• _Aim of the task_
All of the data is to be printed again exactly as it appears.

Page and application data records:

Start of Block

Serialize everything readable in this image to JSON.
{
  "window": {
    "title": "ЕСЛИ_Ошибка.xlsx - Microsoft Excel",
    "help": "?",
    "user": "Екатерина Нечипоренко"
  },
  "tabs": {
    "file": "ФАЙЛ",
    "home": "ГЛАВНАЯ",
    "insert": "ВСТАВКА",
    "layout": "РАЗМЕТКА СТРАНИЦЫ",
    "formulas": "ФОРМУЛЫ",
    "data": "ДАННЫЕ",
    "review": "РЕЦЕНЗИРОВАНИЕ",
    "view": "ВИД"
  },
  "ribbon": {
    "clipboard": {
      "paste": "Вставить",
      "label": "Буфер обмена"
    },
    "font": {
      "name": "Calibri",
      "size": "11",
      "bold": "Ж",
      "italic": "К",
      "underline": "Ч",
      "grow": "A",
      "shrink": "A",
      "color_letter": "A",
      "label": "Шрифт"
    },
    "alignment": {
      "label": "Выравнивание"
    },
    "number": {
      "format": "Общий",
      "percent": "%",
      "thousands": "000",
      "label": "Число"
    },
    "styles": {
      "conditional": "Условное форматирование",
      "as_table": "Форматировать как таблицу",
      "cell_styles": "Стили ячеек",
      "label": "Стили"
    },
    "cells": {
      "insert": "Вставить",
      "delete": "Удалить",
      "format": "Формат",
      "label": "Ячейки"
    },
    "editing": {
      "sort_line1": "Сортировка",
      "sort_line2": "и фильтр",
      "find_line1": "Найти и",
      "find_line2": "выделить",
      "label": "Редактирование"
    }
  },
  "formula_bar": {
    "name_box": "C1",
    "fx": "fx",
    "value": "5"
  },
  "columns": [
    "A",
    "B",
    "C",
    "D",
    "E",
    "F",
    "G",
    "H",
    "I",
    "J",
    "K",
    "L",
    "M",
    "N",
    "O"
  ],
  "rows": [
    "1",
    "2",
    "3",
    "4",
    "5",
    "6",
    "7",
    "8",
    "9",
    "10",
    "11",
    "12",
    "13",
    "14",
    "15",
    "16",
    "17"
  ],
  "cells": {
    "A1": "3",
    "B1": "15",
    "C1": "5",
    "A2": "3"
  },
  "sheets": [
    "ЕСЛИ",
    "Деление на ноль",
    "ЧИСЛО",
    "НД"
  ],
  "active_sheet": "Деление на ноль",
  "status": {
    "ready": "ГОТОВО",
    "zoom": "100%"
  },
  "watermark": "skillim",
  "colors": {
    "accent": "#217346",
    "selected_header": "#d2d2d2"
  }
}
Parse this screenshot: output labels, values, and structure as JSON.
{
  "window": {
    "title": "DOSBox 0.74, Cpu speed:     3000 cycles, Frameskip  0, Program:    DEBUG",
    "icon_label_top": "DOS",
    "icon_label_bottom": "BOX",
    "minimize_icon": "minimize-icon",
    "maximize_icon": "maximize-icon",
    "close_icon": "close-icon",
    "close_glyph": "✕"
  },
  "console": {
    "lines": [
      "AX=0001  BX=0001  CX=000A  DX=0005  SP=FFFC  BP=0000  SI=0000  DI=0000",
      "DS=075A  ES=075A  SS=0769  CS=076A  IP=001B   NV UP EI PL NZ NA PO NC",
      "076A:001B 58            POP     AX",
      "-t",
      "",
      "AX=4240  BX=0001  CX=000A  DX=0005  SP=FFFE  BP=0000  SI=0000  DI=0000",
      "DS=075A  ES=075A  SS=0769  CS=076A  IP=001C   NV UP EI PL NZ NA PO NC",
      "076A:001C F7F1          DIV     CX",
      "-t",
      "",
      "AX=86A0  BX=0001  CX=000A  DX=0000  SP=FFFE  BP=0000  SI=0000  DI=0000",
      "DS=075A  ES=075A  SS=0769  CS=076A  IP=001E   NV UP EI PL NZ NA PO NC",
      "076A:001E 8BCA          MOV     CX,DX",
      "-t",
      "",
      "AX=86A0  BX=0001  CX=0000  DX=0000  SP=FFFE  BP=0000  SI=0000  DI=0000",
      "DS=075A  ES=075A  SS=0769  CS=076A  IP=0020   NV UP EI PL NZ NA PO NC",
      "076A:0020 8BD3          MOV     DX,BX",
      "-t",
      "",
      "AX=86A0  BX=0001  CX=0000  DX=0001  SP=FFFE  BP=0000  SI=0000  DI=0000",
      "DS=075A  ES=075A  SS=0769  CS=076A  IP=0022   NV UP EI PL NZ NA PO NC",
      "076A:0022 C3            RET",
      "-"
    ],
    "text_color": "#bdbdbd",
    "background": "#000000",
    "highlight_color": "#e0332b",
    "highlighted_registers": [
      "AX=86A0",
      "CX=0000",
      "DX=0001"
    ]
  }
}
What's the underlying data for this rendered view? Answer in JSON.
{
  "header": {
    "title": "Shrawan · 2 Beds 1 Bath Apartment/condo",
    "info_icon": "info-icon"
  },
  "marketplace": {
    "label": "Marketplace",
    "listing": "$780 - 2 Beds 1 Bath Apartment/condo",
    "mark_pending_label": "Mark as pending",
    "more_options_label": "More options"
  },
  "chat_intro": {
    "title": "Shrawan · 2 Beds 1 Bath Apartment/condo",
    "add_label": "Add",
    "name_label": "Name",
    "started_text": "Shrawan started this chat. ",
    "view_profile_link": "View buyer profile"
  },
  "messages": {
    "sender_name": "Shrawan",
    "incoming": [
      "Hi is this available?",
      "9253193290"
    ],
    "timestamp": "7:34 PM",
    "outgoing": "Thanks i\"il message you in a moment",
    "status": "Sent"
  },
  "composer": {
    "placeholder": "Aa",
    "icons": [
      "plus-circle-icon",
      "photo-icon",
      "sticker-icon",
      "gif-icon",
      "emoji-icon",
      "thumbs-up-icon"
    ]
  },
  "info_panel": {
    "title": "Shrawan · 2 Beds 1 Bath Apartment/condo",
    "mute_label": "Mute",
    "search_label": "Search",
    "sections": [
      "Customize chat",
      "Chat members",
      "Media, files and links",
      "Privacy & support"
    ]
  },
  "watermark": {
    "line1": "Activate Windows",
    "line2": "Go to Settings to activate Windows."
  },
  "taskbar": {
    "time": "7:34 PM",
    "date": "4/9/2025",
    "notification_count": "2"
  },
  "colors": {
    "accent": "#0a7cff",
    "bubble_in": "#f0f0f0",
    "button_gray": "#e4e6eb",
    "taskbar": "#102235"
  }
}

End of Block

• _Output_
Serialize everything readable in this image to JSON.
{
  "window": {
    "title": "ЕСЛИ_Ошибка.xlsx - Microsoft Excel",
    "help": "?",
    "user": "Екатерина Нечипоренко"
  },
  "tabs": {
    "file": "ФАЙЛ",
    "home": "ГЛАВНАЯ",
    "insert": "ВСТАВКА",
    "layout": "РАЗМЕТКА СТРАНИЦЫ",
    "formulas": "ФОРМУЛЫ",
    "data": "ДАННЫЕ",
    "review": "РЕЦЕНЗИРОВАНИЕ",
    "view": "ВИД"
  },
  "ribbon": {
    "clipboard": {
      "paste": "Вставить",
      "label": "Буфер обмена"
    },
    "font": {
      "name": "Calibri",
      "size": "11",
      "bold": "Ж",
      "italic": "К",
      "underline": "Ч",
      "grow": "A",
      "shrink": "A",
      "color_letter": "A",
      "label": "Шрифт"
    },
    "alignment": {
      "label": "Выравнивание"
    },
    "number": {
      "format": "Общий",
      "percent": "%",
      "thousands": "000",
      "label": "Число"
    },
    "styles": {
      "conditional": "Условное форматирование",
      "as_table": "Форматировать как таблицу",
      "cell_styles": "Стили ячеек",
      "label": "Стили"
    },
    "cells": {
      "insert": "Вставить",
      "delete": "Удалить",
      "format": "Формат",
      "label": "Ячейки"
    },
    "editing": {
      "sort_line1": "Сортировка",
      "sort_line2": "и фильтр",
      "find_line1": "Найти и",
      "find_line2": "выделить",
      "label": "Редактирование"
    }
  },
  "formula_bar": {
    "name_box": "C1",
    "fx": "fx",
    "value": "5"
  },
  "columns": [
    "A",
    "B",
    "C",
    "D",
    "E",
    "F",
    "G",
    "H",
    "I",
    "J",
    "K",
    "L",
    "M",
    "N",
    "O"
  ],
  "rows": [
    "1",
    "2",
    "3",
    "4",
    "5",
    "6",
    "7",
    "8",
    "9",
    "10",
    "11",
    "12",
    "13",
    "14",
    "15",
    "16",
    "17"
  ],
  "cells": {
    "A1": "3",
    "B1": "15",
    "C1": "5",
    "A2": "3"
  },
  "sheets": [
    "ЕСЛИ",
    "Деление на ноль",
    "ЧИСЛО",
    "НД"
  ],
  "active_sheet": "Деление на ноль",
  "status": {
    "ready": "ГОТОВО",
    "zoom": "100%"
  },
  "watermark": "skillim",
  "colors": {
    "accent": "#217346",
    "selected_header": "#d2d2d2"
  }
}
Parse this screenshot: output labels, values, and structure as JSON.
{
  "window": {
    "title": "DOSBox 0.74, Cpu speed:     3000 cycles, Frameskip  0, Program:    DEBUG",
    "icon_label_top": "DOS",
    "icon_label_bottom": "BOX",
    "minimize_icon": "minimize-icon",
    "maximize_icon": "maximize-icon",
    "close_icon": "close-icon",
    "close_glyph": "✕"
  },
  "console": {
    "lines": [
      "AX=0001  BX=0001  CX=000A  DX=0005  SP=FFFC  BP=0000  SI=0000  DI=0000",
      "DS=075A  ES=075A  SS=0769  CS=076A  IP=001B   NV UP EI PL NZ NA PO NC",
      "076A:001B 58            POP     AX",
      "-t",
      "",
      "AX=4240  BX=0001  CX=000A  DX=0005  SP=FFFE  BP=0000  SI=0000  DI=0000",
      "DS=075A  ES=075A  SS=0769  CS=076A  IP=001C   NV UP EI PL NZ NA PO NC",
      "076A:001C F7F1          DIV     CX",
      "-t",
      "",
      "AX=86A0  BX=0001  CX=000A  DX=0000  SP=FFFE  BP=0000  SI=0000  DI=0000",
      "DS=075A  ES=075A  SS=0769  CS=076A  IP=001E   NV UP EI PL NZ NA PO NC",
      "076A:001E 8BCA          MOV     CX,DX",
      "-t",
      "",
      "AX=86A0  BX=0001  CX=0000  DX=0000  SP=FFFE  BP=0000  SI=0000  DI=0000",
      "DS=075A  ES=075A  SS=0769  CS=076A  IP=0020   NV UP EI PL NZ NA PO NC",
      "076A:0020 8BD3          MOV     DX,BX",
      "-t",
      "",
      "AX=86A0  BX=0001  CX=0000  DX=0001  SP=FFFE  BP=0000  SI=0000  DI=0000",
      "DS=075A  ES=075A  SS=0769  CS=076A  IP=0022   NV UP EI PL NZ NA PO NC",
      "076A:0022 C3            RET",
      "-"
    ],
    "text_color": "#bdbdbd",
    "background": "#000000",
    "highlight_color": "#e0332b",
    "highlighted_registers": [
      "AX=86A0",
      "CX=0000",
      "DX=0001"
    ]
  }
}
What's the underlying data for this rendered view? Answer in JSON.
{
  "header": {
    "title": "Shrawan · 2 Beds 1 Bath Apartment/condo",
    "info_icon": "info-icon"
  },
  "marketplace": {
    "label": "Marketplace",
    "listing": "$780 - 2 Beds 1 Bath Apartment/condo",
    "mark_pending_label": "Mark as pending",
    "more_options_label": "More options"
  },
  "chat_intro": {
    "title": "Shrawan · 2 Beds 1 Bath Apartment/condo",
    "add_label": "Add",
    "name_label": "Name",
    "started_text": "Shrawan started this chat. ",
    "view_profile_link": "View buyer profile"
  },
  "messages": {
    "sender_name": "Shrawan",
    "incoming": [
      "Hi is this available?",
      "9253193290"
    ],
    "timestamp": "7:34 PM",
    "outgoing": "Thanks i\"il message you in a moment",
    "status": "Sent"
  },
  "composer": {
    "placeholder": "Aa",
    "icons": [
      "plus-circle-icon",
      "photo-icon",
      "sticker-icon",
      "gif-icon",
      "emoji-icon",
      "thumbs-up-icon"
    ]
  },
  "info_panel": {
    "title": "Shrawan · 2 Beds 1 Bath Apartment/condo",
    "mute_label": "Mute",
    "search_label": "Search",
    "sections": [
      "Customize chat",
      "Chat members",
      "Media, files and links",
      "Privacy & support"
    ]
  },
  "watermark": {
    "line1": "Activate Windows",
    "line2": "Go to Settings to activate Windows."
  },
  "taskbar": {
    "time": "7:34 PM",
    "date": "4/9/2025",
    "notification_count": "2"
  },
  "colors": {
    "accent": "#0a7cff",
    "bubble_in": "#f0f0f0",
    "button_gray": "#e4e6eb",
    "taskbar": "#102235"
  }
}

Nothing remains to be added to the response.